The unemployed have a serious job ahead of them in getting unemployment insurance.
Kelly Kish, a local architect and construction project manager, lost his job on May 4, applied for unemployment insurance the next day, and has been battling the phone system and bureaucracy at the Employment Development Department (EDD) for months since.
In the meantime, Kish’s phone has been disconnected, his car has been repossessed, he’s had to go on welfare and use food stamps, and his landlord has threatened eviction, leaving this Berkeley graduate with a master’s degree from UCLA to suffer from what he calls “absolute desperation.”
In a complicated series of submitted applications, lost applications, filed claims, and phone calls (which Kish says have cost him more than $100 in the last month just trying to get through to representatives), Kish has experienced the EDD in ways that many other unemployed individuals have. “The most frustrating thing is not getting through,” he said, explaining how much of the time he can’t even get in touch with a human being on the other end of the line. To make matters worse, he says he’s been hung up on twice by the very representatives that are so hard to get in touch with, some of whom don’t even have access to his records, making any sort of headway while on the phone nearly impossible.
Ultimately, according to Kish, the thing that turned the tide of his frustration was calling Assemblymember Pedro Nava’s office in a desperate attempt to get help in dealing with the unwieldy EDD system. “They were very helpful,” said Kish, who explained that after leaving a message he was promptly called back. “They’ve heard numerous stories like this,” he said. After having called the EDD multiple times a day for weeks without much success, Kish got an email from the EDD two days after contacting Nava’s office-a small but important victory.
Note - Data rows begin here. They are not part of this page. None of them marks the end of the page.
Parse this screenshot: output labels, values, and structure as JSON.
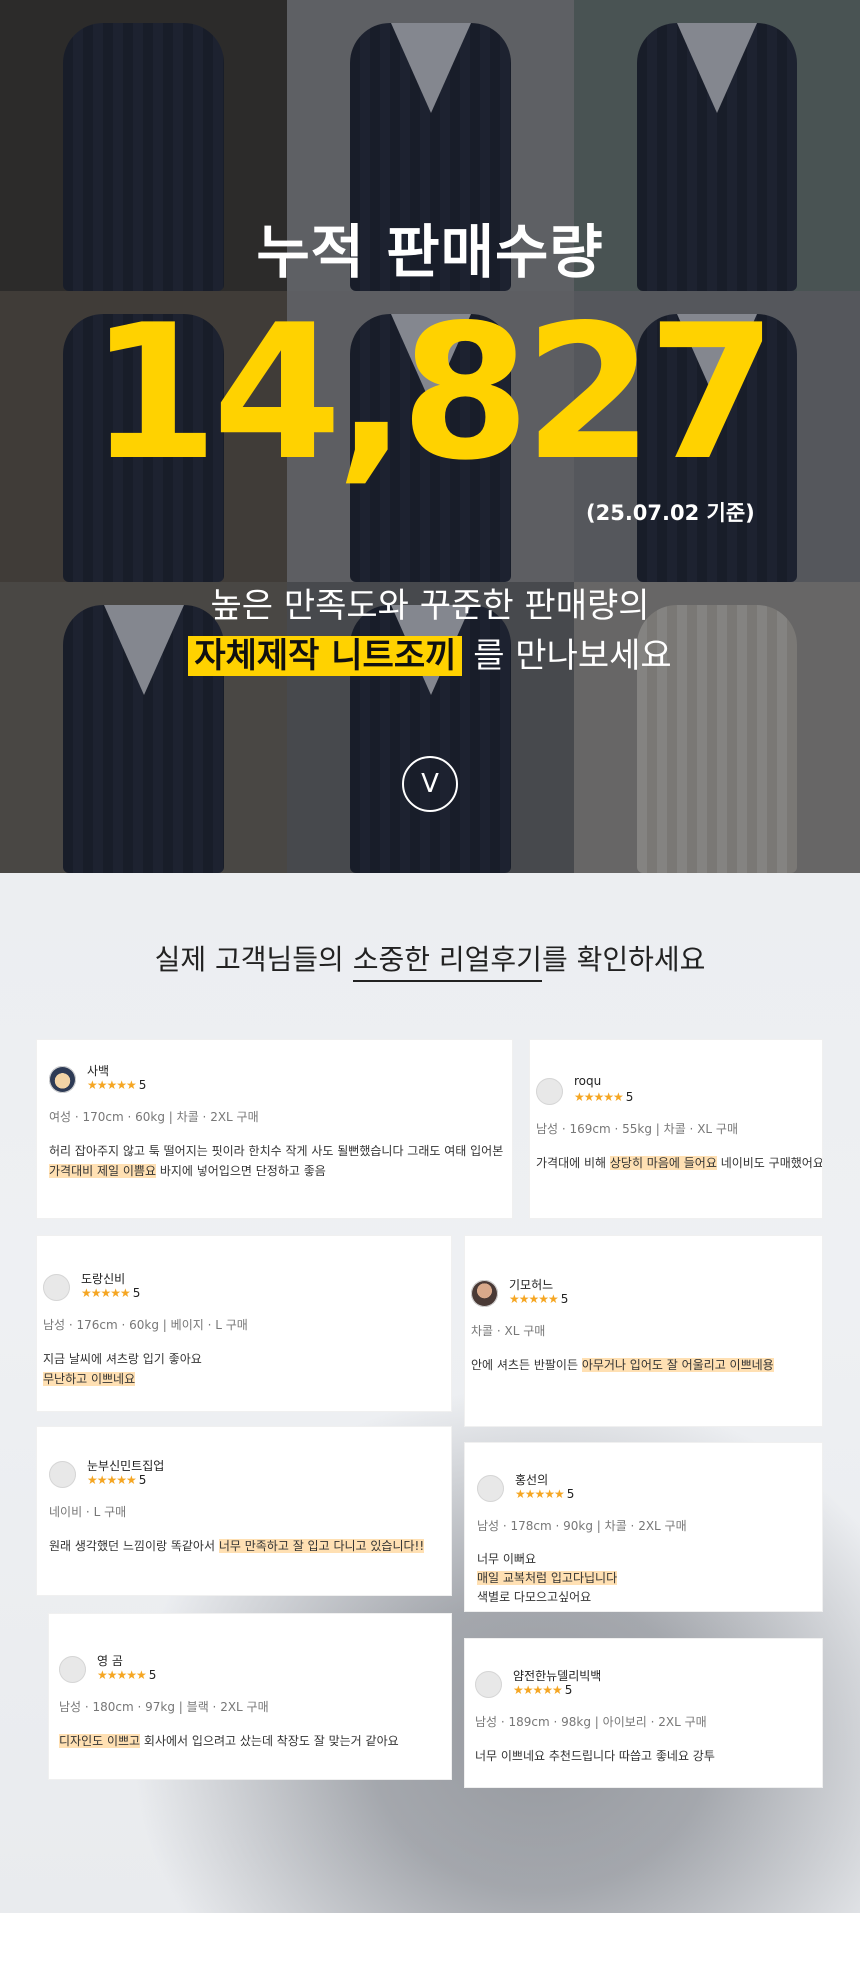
{
  "hero": {
    "title": "누적 판매수량",
    "count": "14,827",
    "basis": "(25.07.02 기준)",
    "sub_line1": "높은 만족도와 꾸준한 판매량의",
    "sub_highlight": "자체제작 니트조끼",
    "sub_rest": " 를 만나보세요",
    "down_icon": "chevron-down-icon",
    "down_glyph": "V"
  },
  "reviews_section": {
    "title_pre": "실제 고객님들의 ",
    "title_em": "소중한 리얼후기",
    "title_post": "를 확인하세요"
  },
  "reviews": [
    {
      "name": "사백",
      "stars": "★★★★★",
      "score": "5",
      "meta": "여성 · 170cm · 60kg  |  차콜 · 2XL 구매",
      "line1": "허리 잡아주지 않고 툭 떨어지는 핏이라 한치수 작게 사도 될뻔했습니다 그래도 여태 입어본",
      "line2_hl": "가격대비 제일 이쁨요",
      "line2_rest": " 바지에 넣어입으면 단정하고 좋음"
    },
    {
      "name": "roqu",
      "stars": "★★★★★",
      "score": "5",
      "meta": "남성 · 169cm · 55kg  |  차콜 · XL 구매",
      "line1_pre": "가격대에 비해 ",
      "line1_hl": "상당히 마음에 들어요",
      "line1_post": " 네이비도 구매했어요"
    },
    {
      "name": "도랑신비",
      "stars": "★★★★★",
      "score": "5",
      "meta": "남성 · 176cm · 60kg  |  베이지 · L 구매",
      "line1": "지금 날씨에 셔츠랑 입기 좋아요",
      "line2_hl": "무난하고 이쁘네요"
    },
    {
      "name": "기모허느",
      "stars": "★★★★★",
      "score": "5",
      "meta": "차콜 · XL 구매",
      "line1_pre": "안에 셔츠든 반팔이든 ",
      "line1_hl": "아무거나 입어도 잘 어울리고 이쁘네용"
    },
    {
      "name": "눈부신민트집업",
      "stars": "★★★★★",
      "score": "5",
      "meta": "네이비 · L 구매",
      "line1_pre": "원래 생각했던 느낌이랑 똑같아서 ",
      "line1_hl": "너무 만족하고 잘 입고 다니고 있습니다!!"
    },
    {
      "name": "홍선의",
      "stars": "★★★★★",
      "score": "5",
      "meta": "남성 · 178cm · 90kg  |  차콜 · 2XL 구매",
      "line1": "너무 이뻐요",
      "line2_hl": "매일 교복처럼 입고다닙니다",
      "line3": "색별로 다모으고싶어요"
    },
    {
      "name": "영 곰",
      "stars": "★★★★★",
      "score": "5",
      "meta": "남성 · 180cm · 97kg  |  블랙 · 2XL 구매",
      "line1_hl": "디자인도 이쁘고",
      "line1_post": " 회사에서 입으려고 샀는데 착장도 잘 맞는거 같아요"
    },
    {
      "name": "얌전한뉴델리빅백",
      "stars": "★★★★★",
      "score": "5",
      "meta": "남성 · 189cm · 98kg  |  아이보리 · 2XL 구매",
      "line1": "너무 이쁘네요 추천드립니다 따씁고 좋네요 강투"
    }
  ]
}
The people on the other side of the phone lines haven’t had a much easier job. Isaac Richardson, an associate government program analyst with the EDD, is just one of the people who has dealt with Kish’s case. Asked about the trouble that Kish had with the EDD, Richardson pointed out that people with complaints of that sort “only give one side of the story.” Richardson cited errors in forms as a common cause of drawn-out application processes-perhaps mistakes similar to failing to fill in a date, as Kish did when he first submitted his application.
But returned applications aren’t the only or even the most common complaint among those applying for unemployment insurance. The phone system is the greatest point of frustration for many, who find themselves spending whole days calling the EDD time and time again and never getting through to more than a seemingly infinite series of voice prompts. Kish’s guess that the system was “overwhelmed” proves to be something of an understatement. Richardson explained that of every 70,000 to 75,000 calls placed to the EDD every day, only 20,000 or 22,000 can be accommodated and answered. Recently, due to the economy, extra unemployment insurance extensions were approved for everyone who had received payments in the last two or three years, resulting in an enormous flood of calls. These extensions, which started in July made it “two to three times harder” to get through, according to Richardson, who mentioned that the EDD has had to hire 800 more people to answer phones in the last few months in an attempt to ameliorate the problem.
“We have to work extra time,” says Richardson, who said that the EDD is “always working on improving the system.” But when asked whether something can be done to improve the rate of only one in four or five calls being answered, he said that the system is functioning “at the max” and that there are limitations outside of the EDD’s control. Furthermore, “25 percent doesn’t give a true picture,” he said, pointing out that this statistic doesn’t mean only a quarter of the callers are accommodated. Most callers just “hang up and call right back” for hours, despite a prompt asking them to call back at a later time when there is less phone traffic.
A member of Pedro Nava’s staff explained that while the assemblymember’s office does have contacts at EDD and other state organizations that help to expedite the turnaround of information and circumvent the phone system, a lot of the frustrated people who call his office don’t actually understand the process that their applications are going through.
On Thursday, August 20, 108 days after his first application was filed, Kelly Kish says that as far as he can tell, “The constipation has been cleared.” He received a check in the mail covering many of the missed payments from the period during which his application was buried in the bureaucratic shuffle. Though Kish’s case took almost 10 times what Richardson said is the average processing time, a 10-day turnaround is admirable when one considers the number of people processed by this convoluted but crucial support system for the unemployed.